* WHAT THE TASK ASKS
All entries below are to be duplicated verbatim.
* * * *
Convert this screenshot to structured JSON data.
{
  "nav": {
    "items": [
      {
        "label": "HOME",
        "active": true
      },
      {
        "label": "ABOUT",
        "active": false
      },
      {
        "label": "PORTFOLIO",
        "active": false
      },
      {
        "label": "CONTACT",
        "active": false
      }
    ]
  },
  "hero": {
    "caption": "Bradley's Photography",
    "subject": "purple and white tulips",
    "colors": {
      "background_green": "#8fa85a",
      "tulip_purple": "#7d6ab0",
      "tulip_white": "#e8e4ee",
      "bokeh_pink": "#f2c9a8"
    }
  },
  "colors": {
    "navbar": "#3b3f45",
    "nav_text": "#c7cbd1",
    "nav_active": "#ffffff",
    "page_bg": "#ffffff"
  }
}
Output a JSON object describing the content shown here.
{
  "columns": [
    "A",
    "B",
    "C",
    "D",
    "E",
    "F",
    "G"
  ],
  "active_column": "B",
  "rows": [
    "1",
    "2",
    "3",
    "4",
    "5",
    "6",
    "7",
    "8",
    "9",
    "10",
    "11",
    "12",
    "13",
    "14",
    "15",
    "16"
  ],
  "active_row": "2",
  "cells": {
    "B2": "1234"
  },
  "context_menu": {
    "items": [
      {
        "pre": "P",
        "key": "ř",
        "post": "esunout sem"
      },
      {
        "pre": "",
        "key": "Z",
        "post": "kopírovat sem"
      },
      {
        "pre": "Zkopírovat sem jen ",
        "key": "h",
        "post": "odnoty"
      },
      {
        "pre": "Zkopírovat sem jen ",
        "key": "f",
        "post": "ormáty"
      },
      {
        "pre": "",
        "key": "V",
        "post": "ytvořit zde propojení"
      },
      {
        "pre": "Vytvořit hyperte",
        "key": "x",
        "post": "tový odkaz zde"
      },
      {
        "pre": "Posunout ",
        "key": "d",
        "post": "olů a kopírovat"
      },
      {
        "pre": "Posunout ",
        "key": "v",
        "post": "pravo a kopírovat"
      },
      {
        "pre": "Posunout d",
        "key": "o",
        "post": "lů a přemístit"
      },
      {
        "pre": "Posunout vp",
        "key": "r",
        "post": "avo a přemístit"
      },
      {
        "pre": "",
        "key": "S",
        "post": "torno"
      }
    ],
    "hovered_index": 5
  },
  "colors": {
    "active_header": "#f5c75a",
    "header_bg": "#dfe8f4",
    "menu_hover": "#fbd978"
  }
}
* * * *
* RESULT OF THIS TASK
Convert this screenshot to structured JSON data.
{
  "nav": {
    "items": [
      {
        "label": "HOME",
        "active": true
      },
      {
        "label": "ABOUT",
        "active": false
      },
      {
        "label": "PORTFOLIO",
        "active": false
      },
      {
        "label": "CONTACT",
        "active": false
      }
    ]
  },
  "hero": {
    "caption": "Bradley's Photography",
    "subject": "purple and white tulips",
    "colors": {
      "background_green": "#8fa85a",
      "tulip_purple": "#7d6ab0",
      "tulip_white": "#e8e4ee",
      "bokeh_pink": "#f2c9a8"
    }
  },
  "colors": {
    "navbar": "#3b3f45",
    "nav_text": "#c7cbd1",
    "nav_active": "#ffffff",
    "page_bg": "#ffffff"
  }
}
Output a JSON object describing the content shown here.
{
  "columns": [
    "A",
    "B",
    "C",
    "D",
    "E",
    "F",
    "G"
  ],
  "active_column": "B",
  "rows": [
    "1",
    "2",
    "3",
    "4",
    "5",
    "6",
    "7",
    "8",
    "9",
    "10",
    "11",
    "12",
    "13",
    "14",
    "15",
    "16"
  ],
  "active_row": "2",
  "cells": {
    "B2": "1234"
  },
  "context_menu": {
    "items": [
      {
        "pre": "P",
        "key": "ř",
        "post": "esunout sem"
      },
      {
        "pre": "",
        "key": "Z",
        "post": "kopírovat sem"
      },
      {
        "pre": "Zkopírovat sem jen ",
        "key": "h",
        "post": "odnoty"
      },
      {
        "pre": "Zkopírovat sem jen ",
        "key": "f",
        "post": "ormáty"
      },
      {
        "pre": "",
        "key": "V",
        "post": "ytvořit zde propojení"
      },
      {
        "pre": "Vytvořit hyperte",
        "key": "x",
        "post": "tový odkaz zde"
      },
      {
        "pre": "Posunout ",
        "key": "d",
        "post": "olů a kopírovat"
      },
      {
        "pre": "Posunout ",
        "key": "v",
        "post": "pravo a kopírovat"
      },
      {
        "pre": "Posunout d",
        "key": "o",
        "post": "lů a přemístit"
      },
      {
        "pre": "Posunout vp",
        "key": "r",
        "post": "avo a přemístit"
      },
      {
        "pre": "",
        "key": "S",
        "post": "torno"
      }
    ],
    "hovered_index": 5
  },
  "colors": {
    "active_header": "#f5c75a",
    "header_bg": "#dfe8f4",
    "menu_hover": "#fbd978"
  }
}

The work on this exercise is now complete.